* [EXERCISE] The number of lines below holding the string "JSON" is the only answer wanted.

++++++

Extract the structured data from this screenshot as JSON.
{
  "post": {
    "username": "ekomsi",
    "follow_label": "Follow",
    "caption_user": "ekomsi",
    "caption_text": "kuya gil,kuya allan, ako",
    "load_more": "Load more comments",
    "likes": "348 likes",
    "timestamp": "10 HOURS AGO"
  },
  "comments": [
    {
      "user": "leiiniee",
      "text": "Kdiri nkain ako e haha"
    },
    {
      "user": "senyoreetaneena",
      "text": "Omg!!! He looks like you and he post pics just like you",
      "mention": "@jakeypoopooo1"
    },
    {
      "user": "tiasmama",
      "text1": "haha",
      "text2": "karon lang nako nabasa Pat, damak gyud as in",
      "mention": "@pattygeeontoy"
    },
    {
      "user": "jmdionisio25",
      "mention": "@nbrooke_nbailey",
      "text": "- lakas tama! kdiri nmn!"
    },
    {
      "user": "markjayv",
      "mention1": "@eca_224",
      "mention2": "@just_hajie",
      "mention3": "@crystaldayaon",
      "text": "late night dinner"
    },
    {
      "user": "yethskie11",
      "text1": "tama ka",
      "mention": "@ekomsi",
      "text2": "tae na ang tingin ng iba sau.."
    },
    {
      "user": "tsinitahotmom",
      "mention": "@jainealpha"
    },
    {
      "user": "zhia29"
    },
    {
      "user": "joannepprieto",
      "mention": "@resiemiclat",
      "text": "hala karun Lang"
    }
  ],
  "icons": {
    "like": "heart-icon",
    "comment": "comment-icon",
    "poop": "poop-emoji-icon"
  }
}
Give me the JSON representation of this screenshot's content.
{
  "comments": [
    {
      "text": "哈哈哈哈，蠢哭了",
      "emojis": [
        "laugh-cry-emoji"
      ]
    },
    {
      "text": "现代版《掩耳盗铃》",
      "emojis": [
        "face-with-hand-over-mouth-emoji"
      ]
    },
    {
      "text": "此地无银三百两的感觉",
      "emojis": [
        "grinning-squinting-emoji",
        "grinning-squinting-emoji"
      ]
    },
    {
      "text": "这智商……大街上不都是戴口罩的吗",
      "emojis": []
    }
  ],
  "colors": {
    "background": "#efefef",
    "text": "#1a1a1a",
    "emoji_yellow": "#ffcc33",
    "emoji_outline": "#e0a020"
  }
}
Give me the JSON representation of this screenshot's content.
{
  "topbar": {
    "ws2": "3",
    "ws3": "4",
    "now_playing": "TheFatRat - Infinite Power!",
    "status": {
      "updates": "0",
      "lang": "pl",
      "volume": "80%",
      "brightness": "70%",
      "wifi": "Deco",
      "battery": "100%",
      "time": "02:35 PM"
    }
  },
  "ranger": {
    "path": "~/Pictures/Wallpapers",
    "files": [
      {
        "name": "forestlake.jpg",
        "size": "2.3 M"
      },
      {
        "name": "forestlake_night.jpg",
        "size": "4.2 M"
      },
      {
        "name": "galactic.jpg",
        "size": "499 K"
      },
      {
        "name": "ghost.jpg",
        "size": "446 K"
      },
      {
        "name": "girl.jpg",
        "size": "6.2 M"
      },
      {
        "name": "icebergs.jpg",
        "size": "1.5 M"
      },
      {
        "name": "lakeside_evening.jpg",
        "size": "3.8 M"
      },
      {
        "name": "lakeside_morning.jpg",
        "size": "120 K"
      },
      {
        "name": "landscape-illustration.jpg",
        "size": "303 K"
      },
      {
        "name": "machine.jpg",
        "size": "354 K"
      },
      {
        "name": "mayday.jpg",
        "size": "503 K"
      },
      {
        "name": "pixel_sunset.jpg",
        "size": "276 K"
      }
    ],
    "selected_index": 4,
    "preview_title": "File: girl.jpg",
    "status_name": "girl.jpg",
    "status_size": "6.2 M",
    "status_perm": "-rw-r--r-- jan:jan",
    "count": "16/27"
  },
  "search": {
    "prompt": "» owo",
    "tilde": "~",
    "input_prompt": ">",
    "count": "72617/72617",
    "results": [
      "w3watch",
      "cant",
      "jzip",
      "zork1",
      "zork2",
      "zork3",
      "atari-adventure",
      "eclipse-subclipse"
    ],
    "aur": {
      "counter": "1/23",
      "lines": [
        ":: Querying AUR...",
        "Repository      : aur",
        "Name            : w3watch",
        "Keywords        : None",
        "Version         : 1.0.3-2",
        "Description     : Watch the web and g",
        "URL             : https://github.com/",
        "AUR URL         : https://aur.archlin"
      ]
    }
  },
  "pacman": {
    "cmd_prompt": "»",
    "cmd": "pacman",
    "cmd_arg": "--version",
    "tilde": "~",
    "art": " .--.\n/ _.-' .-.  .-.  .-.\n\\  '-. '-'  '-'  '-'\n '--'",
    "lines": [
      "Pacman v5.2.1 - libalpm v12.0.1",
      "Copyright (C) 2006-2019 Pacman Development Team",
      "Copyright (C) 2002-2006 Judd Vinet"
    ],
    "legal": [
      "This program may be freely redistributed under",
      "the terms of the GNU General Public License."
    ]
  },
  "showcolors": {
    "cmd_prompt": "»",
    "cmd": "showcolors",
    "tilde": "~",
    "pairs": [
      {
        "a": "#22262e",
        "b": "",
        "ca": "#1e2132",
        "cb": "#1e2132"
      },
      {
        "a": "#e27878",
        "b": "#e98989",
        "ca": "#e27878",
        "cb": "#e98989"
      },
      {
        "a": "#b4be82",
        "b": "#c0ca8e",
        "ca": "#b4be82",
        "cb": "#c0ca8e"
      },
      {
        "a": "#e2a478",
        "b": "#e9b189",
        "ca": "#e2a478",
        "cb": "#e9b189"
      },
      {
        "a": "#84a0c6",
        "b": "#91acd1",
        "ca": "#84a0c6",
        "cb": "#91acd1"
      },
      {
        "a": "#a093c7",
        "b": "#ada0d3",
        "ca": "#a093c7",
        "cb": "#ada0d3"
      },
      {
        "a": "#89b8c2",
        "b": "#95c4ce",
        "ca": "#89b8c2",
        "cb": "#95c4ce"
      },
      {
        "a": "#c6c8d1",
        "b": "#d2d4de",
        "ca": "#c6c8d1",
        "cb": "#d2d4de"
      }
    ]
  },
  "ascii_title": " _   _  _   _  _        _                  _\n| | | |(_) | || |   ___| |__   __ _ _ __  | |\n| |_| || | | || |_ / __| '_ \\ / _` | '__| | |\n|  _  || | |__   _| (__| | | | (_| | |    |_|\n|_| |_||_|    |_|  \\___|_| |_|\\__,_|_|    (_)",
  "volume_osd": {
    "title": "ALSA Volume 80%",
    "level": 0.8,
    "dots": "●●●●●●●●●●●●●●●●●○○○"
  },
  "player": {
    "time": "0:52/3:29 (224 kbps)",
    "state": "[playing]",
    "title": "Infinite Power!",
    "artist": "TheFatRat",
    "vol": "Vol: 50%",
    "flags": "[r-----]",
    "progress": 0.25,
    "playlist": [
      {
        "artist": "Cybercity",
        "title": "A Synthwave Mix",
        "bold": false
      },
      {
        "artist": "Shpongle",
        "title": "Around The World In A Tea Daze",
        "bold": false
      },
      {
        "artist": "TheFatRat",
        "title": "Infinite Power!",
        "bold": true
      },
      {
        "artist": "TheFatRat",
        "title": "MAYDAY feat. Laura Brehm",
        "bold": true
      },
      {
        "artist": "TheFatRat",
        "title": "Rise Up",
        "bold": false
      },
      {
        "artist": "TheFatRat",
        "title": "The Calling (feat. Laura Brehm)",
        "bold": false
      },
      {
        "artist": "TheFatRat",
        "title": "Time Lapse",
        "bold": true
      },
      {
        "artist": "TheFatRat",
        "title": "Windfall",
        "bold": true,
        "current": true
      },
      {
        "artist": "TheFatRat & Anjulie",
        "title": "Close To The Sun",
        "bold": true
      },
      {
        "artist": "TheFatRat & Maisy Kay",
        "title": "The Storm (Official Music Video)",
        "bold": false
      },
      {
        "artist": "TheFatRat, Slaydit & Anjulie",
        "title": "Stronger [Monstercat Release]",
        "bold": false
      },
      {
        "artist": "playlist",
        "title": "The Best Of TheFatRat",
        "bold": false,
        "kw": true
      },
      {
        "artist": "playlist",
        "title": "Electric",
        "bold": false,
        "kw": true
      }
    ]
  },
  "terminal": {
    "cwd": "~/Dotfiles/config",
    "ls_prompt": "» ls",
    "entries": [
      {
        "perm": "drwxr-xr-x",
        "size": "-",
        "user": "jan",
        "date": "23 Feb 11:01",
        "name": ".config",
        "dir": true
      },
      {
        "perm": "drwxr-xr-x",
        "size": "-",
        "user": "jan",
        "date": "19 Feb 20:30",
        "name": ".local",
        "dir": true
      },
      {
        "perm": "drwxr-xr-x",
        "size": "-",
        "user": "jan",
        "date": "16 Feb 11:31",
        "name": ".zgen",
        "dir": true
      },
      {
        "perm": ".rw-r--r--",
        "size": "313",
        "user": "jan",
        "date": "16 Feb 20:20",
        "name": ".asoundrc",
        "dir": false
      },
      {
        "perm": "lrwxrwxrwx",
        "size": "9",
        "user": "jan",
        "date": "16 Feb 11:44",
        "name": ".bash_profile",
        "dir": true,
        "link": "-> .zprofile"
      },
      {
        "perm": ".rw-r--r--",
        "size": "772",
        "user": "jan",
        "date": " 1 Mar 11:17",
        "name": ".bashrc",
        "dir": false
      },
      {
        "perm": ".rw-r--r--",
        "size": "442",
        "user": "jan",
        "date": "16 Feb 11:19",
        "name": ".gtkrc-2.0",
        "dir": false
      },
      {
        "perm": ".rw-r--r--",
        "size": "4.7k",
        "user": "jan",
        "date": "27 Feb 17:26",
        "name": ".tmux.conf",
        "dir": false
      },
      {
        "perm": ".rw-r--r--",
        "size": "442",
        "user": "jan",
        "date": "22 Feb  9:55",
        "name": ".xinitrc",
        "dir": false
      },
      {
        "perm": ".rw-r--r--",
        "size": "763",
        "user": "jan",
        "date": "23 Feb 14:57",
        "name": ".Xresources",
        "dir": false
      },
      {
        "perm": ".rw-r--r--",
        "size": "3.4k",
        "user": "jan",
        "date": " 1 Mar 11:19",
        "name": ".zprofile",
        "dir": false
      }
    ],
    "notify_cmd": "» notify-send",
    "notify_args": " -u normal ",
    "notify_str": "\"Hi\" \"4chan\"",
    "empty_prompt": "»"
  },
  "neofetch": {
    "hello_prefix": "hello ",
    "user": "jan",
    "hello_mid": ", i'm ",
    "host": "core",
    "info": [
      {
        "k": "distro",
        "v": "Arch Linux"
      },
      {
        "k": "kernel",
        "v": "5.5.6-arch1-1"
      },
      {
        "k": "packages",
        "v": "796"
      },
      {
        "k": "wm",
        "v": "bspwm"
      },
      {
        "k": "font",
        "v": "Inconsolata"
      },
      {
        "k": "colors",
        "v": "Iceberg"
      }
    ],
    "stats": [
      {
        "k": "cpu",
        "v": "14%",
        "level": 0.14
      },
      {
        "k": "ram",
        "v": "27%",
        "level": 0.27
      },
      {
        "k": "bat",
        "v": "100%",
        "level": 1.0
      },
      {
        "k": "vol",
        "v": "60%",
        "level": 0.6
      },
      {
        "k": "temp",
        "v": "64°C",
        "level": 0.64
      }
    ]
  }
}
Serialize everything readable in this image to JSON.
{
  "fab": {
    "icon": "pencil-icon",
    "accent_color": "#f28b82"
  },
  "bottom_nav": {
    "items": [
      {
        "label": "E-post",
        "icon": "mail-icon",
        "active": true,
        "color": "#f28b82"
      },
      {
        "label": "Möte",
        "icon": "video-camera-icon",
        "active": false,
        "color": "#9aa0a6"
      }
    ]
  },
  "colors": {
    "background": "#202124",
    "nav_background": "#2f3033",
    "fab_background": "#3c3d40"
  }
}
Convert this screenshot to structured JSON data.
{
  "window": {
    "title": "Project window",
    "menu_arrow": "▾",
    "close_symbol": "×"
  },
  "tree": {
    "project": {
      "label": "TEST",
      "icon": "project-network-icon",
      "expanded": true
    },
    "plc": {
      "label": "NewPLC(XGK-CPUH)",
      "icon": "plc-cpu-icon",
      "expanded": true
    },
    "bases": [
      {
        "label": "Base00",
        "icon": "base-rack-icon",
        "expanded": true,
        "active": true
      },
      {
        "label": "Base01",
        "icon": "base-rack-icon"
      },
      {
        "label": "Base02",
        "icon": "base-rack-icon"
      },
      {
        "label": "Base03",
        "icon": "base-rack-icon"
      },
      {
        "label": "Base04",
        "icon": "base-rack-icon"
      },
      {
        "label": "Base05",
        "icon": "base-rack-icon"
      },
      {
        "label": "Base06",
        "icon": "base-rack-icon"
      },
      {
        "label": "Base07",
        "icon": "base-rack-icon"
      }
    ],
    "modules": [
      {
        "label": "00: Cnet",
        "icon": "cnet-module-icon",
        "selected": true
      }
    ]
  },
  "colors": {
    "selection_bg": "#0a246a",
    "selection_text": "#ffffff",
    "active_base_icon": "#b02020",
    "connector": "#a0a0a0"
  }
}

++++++

* [WORKED SOLUTION] 5